Are there other, small and less observable species, that are also relocating to the Channel Islands? Will climate roamers bring beneficial diversity or new parasites and disease? 

In this time of global change, monitoring island foxes and their island ecosystem is vital to the species' long-term survival.

Monday, November 06, 2017

Re-examining Island Fox Diet

What do island foxes eat?

Island fox scat with native fruit seeds
It is a common question and examining island fox scat (or poop) has provided some of the best answers. In 2009 a year-long study examined island fox scat over four seasons and across the six islands where they live. New Findings on Island Fox Diet.

The findings from this study, however, were done before multi-year drought impacted vegetation across California and on several islands. Have island foxes shifted their diet to other foods to make-up for the decreased availability of some plant foods or prey species?

Island fox scat with insect exoskeleton remnants
In 2009, island fox populations were recovering on four islands from near extinction and their population numbers were still relatively low. Most fox pairs could establish a territory in an area with abundant resources. Now that the populations have recovered, are island foxes eating a more diverse diet to meet their food needs? Are beetles and insects still the most frequently eaten prey? Have island foxes in marginal territories started to consume other food items? 

In addition to scat, whisker samples can provide evidence of what an island fox has eaten over several months. Whiskers are specialized hairs that grow over an extended amount of time. Trimming an inch or two off the end of a whisker, can provide researchers with information on what a specific individual fox has been eating. Isotopes laid down in the hair shaft document the kinds of proteins and plant matter consumed.

 While we don't think of island foxes eating marine animals, during a limited test study, one individual island fox was found to have isotope markers that signaled it was eating marine proteins, fish or crustaceans. Was this individual unusual?

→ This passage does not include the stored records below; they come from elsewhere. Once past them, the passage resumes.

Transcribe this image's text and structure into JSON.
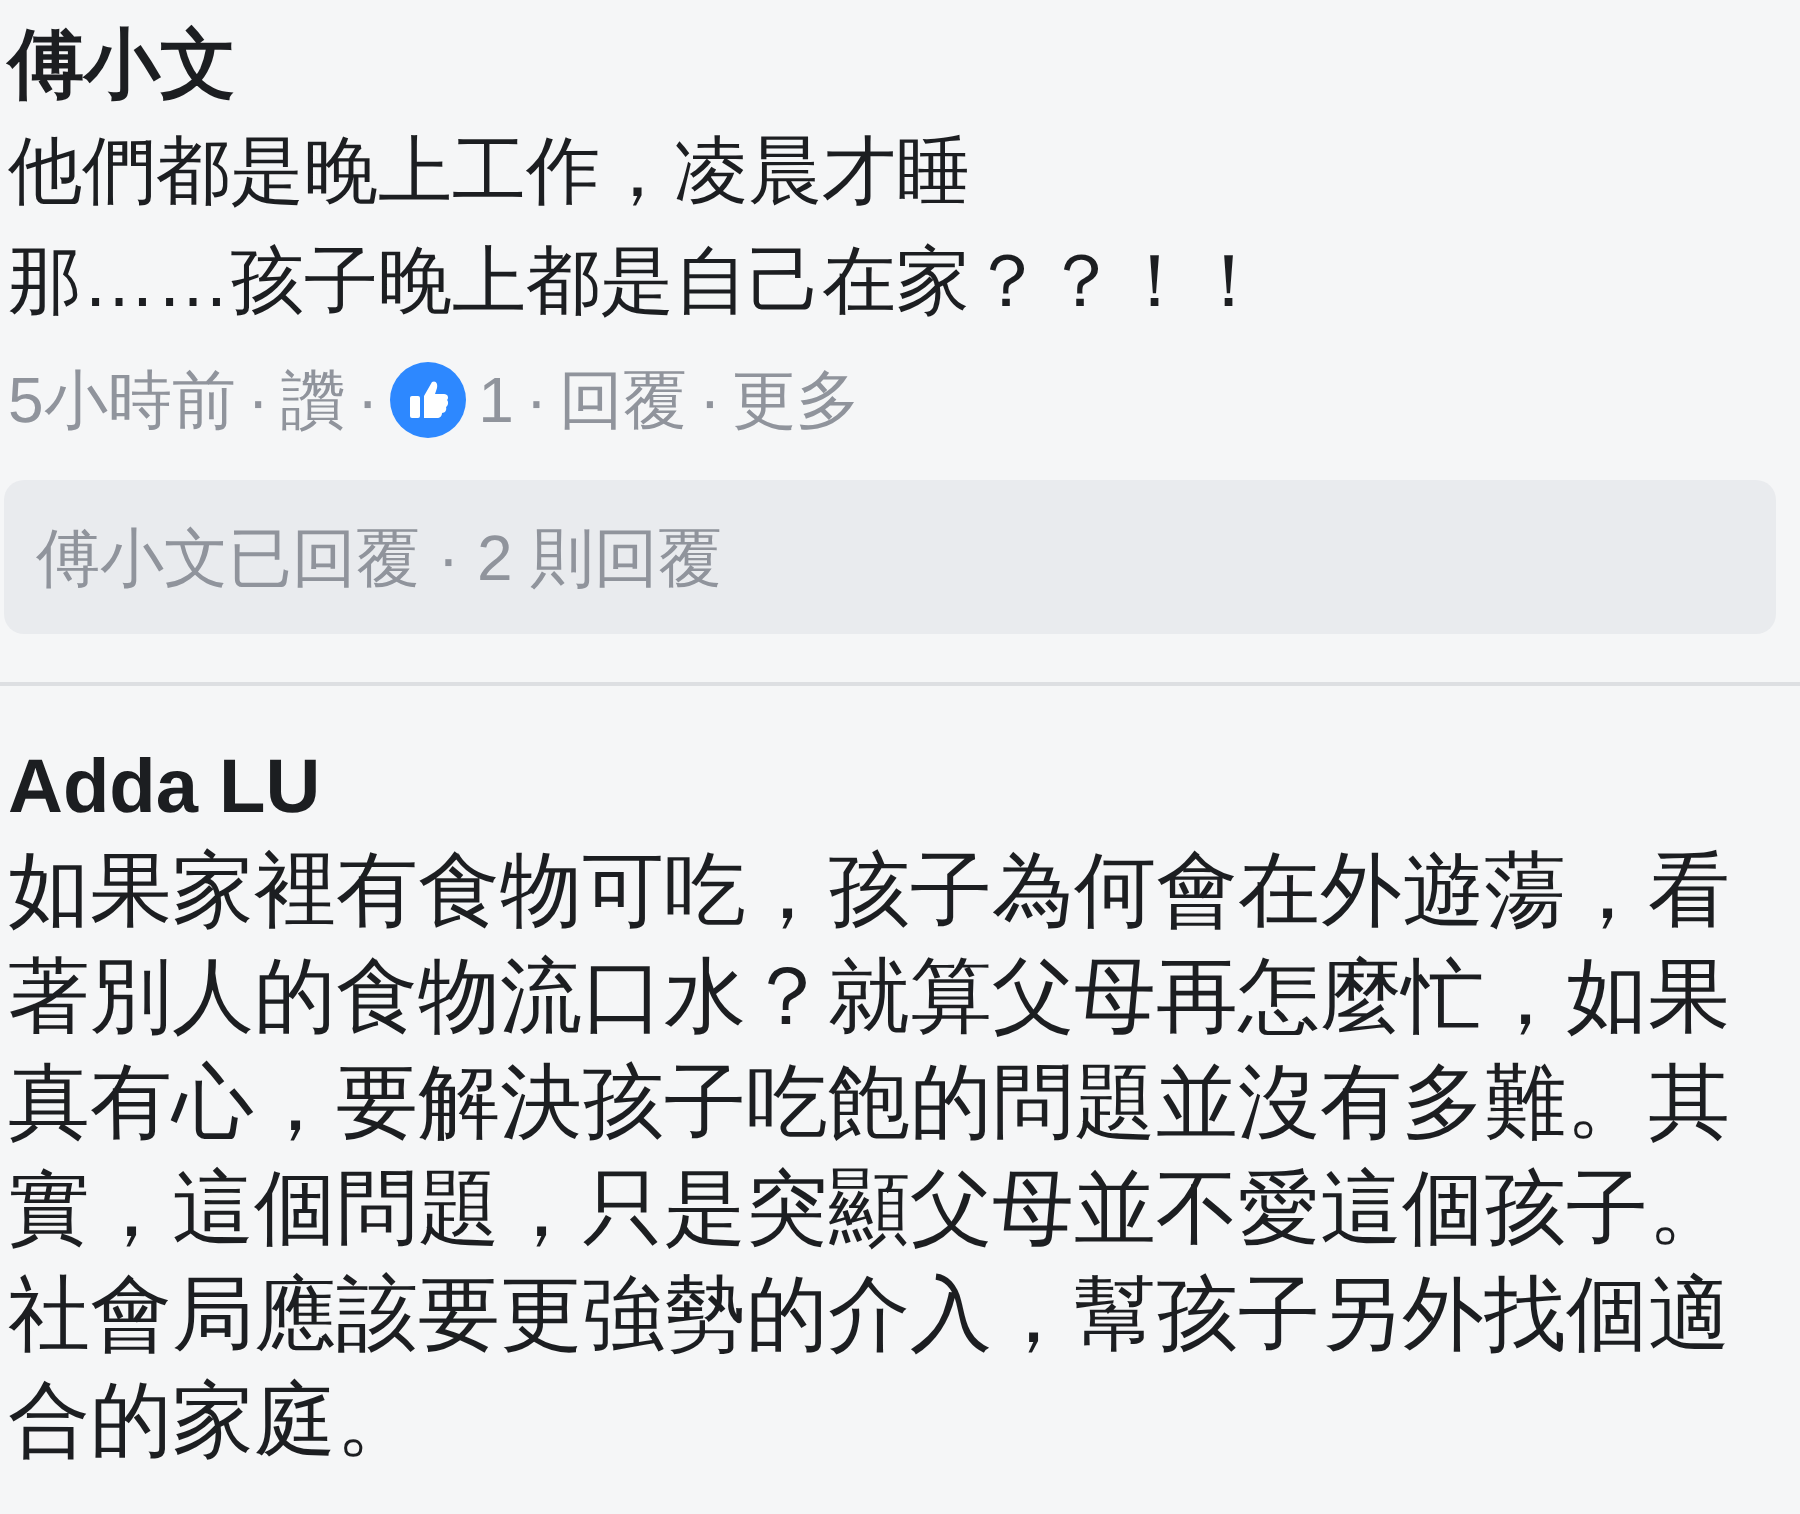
{
  "comments": [
    {
      "author": "傅小文",
      "lines": [
        "他們都是晚上工作，凌晨才睡",
        "那……孩子晚上都是自己在家？？！！"
      ],
      "meta": {
        "time": "5小時前",
        "like": "讚",
        "reaction_count": "1",
        "reply": "回覆",
        "more": "更多",
        "separator": "·"
      },
      "replies_summary": "傅小文已回覆 · 2 則回覆"
    },
    {
      "author": "Adda LU",
      "lines": [
        "如果家裡有食物可吃，孩子為何會在外遊蕩，看著別人的食物流口水？就算父母再怎麼忙，如果真有心，要解決孩子吃飽的問題並沒有多難。其實，這個問題，只是突顯父母並不愛這個孩子。社會局應該要更強勢的介入，幫孩子另外找個適合的家庭。"
      ]
    }
  ]
}
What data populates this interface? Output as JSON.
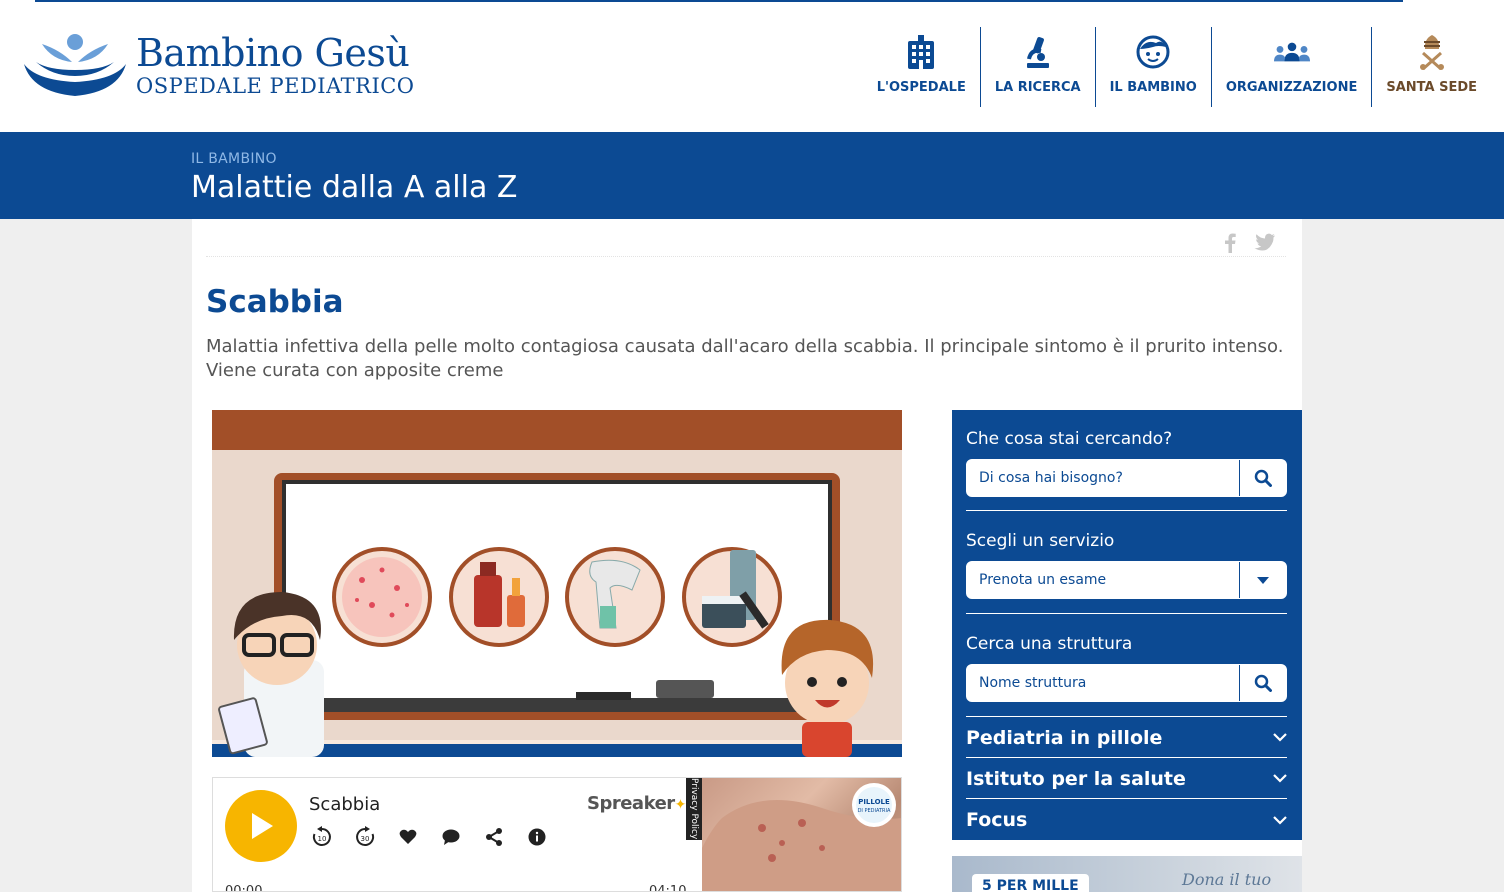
{
  "header": {
    "logo_line1": "Bambino Gesù",
    "logo_line2": "OSPEDALE PEDIATRICO",
    "brand_color": "#0c4a93",
    "nav": [
      {
        "label": "L'OSPEDALE",
        "icon": "hospital-building-icon"
      },
      {
        "label": "LA RICERCA",
        "icon": "microscope-icon"
      },
      {
        "label": "IL BAMBINO",
        "icon": "child-face-icon"
      },
      {
        "label": "ORGANIZZAZIONE",
        "icon": "people-group-icon"
      },
      {
        "label": "SANTA SEDE",
        "icon": "papal-coat-of-arms-icon"
      }
    ]
  },
  "band": {
    "section": "IL BAMBINO",
    "title": "Malattie dalla A alla Z"
  },
  "article": {
    "title": "Scabbia",
    "intro": "Malattia infettiva della pelle molto contagiosa causata dall'acaro della scabbia. Il principale sintomo è il prurito intenso. Viene curata con apposite creme",
    "share_icons": [
      "facebook-icon",
      "twitter-icon"
    ]
  },
  "player": {
    "title": "Scabbia",
    "brand": "Spreaker",
    "time_start": "00:00",
    "time_end": "04:10",
    "privacy": "Privacy Policy",
    "accent": "#f7b500",
    "controls": [
      "rewind-10-icon",
      "forward-30-icon",
      "heart-icon",
      "comment-icon",
      "share-icon",
      "info-icon"
    ]
  },
  "sidebar": {
    "search_label": "Che cosa stai cercando?",
    "search_placeholder": "Di cosa hai bisogno?",
    "service_label": "Scegli un servizio",
    "service_selected": "Prenota un esame",
    "structure_label": "Cerca una struttura",
    "structure_placeholder": "Nome struttura",
    "accordions": [
      "Pediatria in pillole",
      "Istituto per la salute",
      "Focus"
    ]
  },
  "banner": {
    "tag": "5 PER MILLE",
    "script": "Dona il tuo"
  }
}
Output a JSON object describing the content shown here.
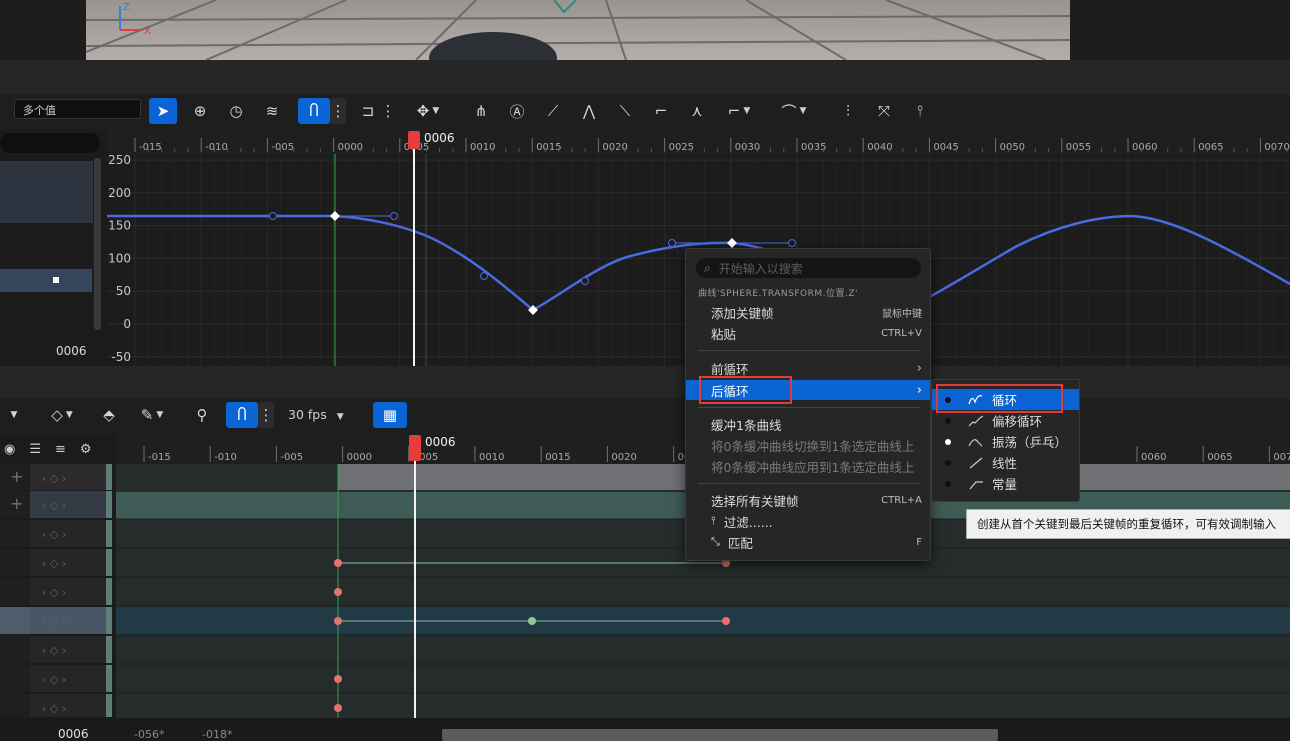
{
  "toolbar": {
    "value_field": "多个值",
    "fps": "30 fps"
  },
  "timeline": {
    "playhead_frame": "0006",
    "ruler_labels": [
      "-015",
      "-010",
      "-005",
      "0000",
      "0005",
      "0010",
      "0015",
      "0020",
      "0025",
      "0030",
      "0035",
      "0040",
      "0045",
      "0050",
      "0055",
      "0060",
      "0065",
      "0070"
    ],
    "ruler2_labels": [
      "-015",
      "-010",
      "-005",
      "0000",
      "0005",
      "0010",
      "0015",
      "0020",
      "002",
      "0060",
      "0065",
      "0070"
    ]
  },
  "graph": {
    "y_labels": [
      "250",
      "200",
      "150",
      "100",
      "50",
      "0",
      "-50"
    ],
    "left_frame": "0006"
  },
  "context_menu": {
    "search_placeholder": "开始输入以搜索",
    "curve_label": "曲线'SPHERE.TRANSFORM.位置.Z'",
    "add_key": "添加关键帧",
    "add_key_shortcut": "鼠标中键",
    "paste": "粘贴",
    "paste_shortcut": "CTRL+V",
    "pre_infinity": "前循环",
    "post_infinity": "后循环",
    "buffer_curve": "缓冲1条曲线",
    "swap_buffer": "将0条缓冲曲线切换到1条选定曲线上",
    "apply_buffer": "将0条缓冲曲线应用到1条选定曲线上",
    "select_all_keys": "选择所有关键帧",
    "select_all_shortcut": "CTRL+A",
    "filter": "过滤......",
    "fit": "匹配",
    "fit_shortcut": "F"
  },
  "submenu": {
    "items": [
      "循环",
      "偏移循环",
      "振荡（乒乓）",
      "线性",
      "常量"
    ]
  },
  "tooltip": "创建从首个关键到最后关键帧的重复循环，可有效调制输入",
  "bottom": {
    "frame": "0006",
    "start": "-056*",
    "end": "-018*"
  },
  "colors": {
    "accent": "#0a64d4",
    "curve": "#4a6be0",
    "playhead": "#e63c3c",
    "key_red": "#e5736b",
    "key_green": "#8fc79a"
  }
}
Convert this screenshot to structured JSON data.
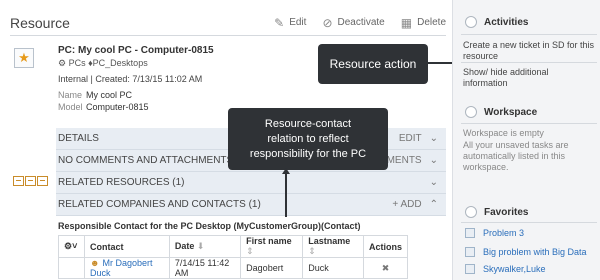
{
  "header": {
    "title": "Resource",
    "edit_label": "Edit",
    "deactivate_label": "Deactivate",
    "delete_label": "Delete"
  },
  "summary": {
    "title": "PC: My cool PC - Computer-0815",
    "categories": "PCs ♦PC_Desktops",
    "meta": "Internal | Created: 7/13/15 11:02 AM",
    "name_key": "Name",
    "name_value": "My cool PC",
    "model_key": "Model",
    "model_value": "Computer-0815"
  },
  "sections": {
    "details": "DETAILS",
    "details_edit": "Edit",
    "comments": "NO COMMENTS AND ATTACHMENTS",
    "comments_right": "chments",
    "related_resources": "RELATED RESOURCES (1)",
    "related_contacts": "RELATED COMPANIES AND CONTACTS (1)",
    "add_label": "+ Add"
  },
  "contacts": {
    "caption": "Responsible Contact for the PC Desktop (MyCustomerGroup)(Contact)",
    "columns": [
      "Contact",
      "Date",
      "First name",
      "Lastname",
      "Actions"
    ],
    "rows": [
      {
        "contact": "Mr Dagobert Duck",
        "date": "7/14/15 11:42 AM",
        "first": "Dagobert",
        "last": "Duck"
      }
    ]
  },
  "tooltips": {
    "action": "Resource action",
    "relation_line1": "Resource-contact",
    "relation_line2": "relation to reflect",
    "relation_line3": "responsibility for the PC"
  },
  "right": {
    "activities_title": "Activities",
    "activities_text1": "Create a new ticket in SD for this resource",
    "activities_text2": "Show/ hide additional information",
    "workspace_title": "Workspace",
    "workspace_text": "Workspace is empty",
    "workspace_hint": "All your unsaved tasks are automatically listed in this workspace.",
    "favorites_title": "Favorites",
    "favorites": [
      "Problem 3",
      "Big problem with Big Data",
      "Skywalker,Luke"
    ]
  }
}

Research on island fox diet is an on-going project. Biologists in the field counting island foxes on the northern islands were taking whisker samples this year.

Whether it is scat or whisker samples, it is time to add a new chapter to research on island fox diet.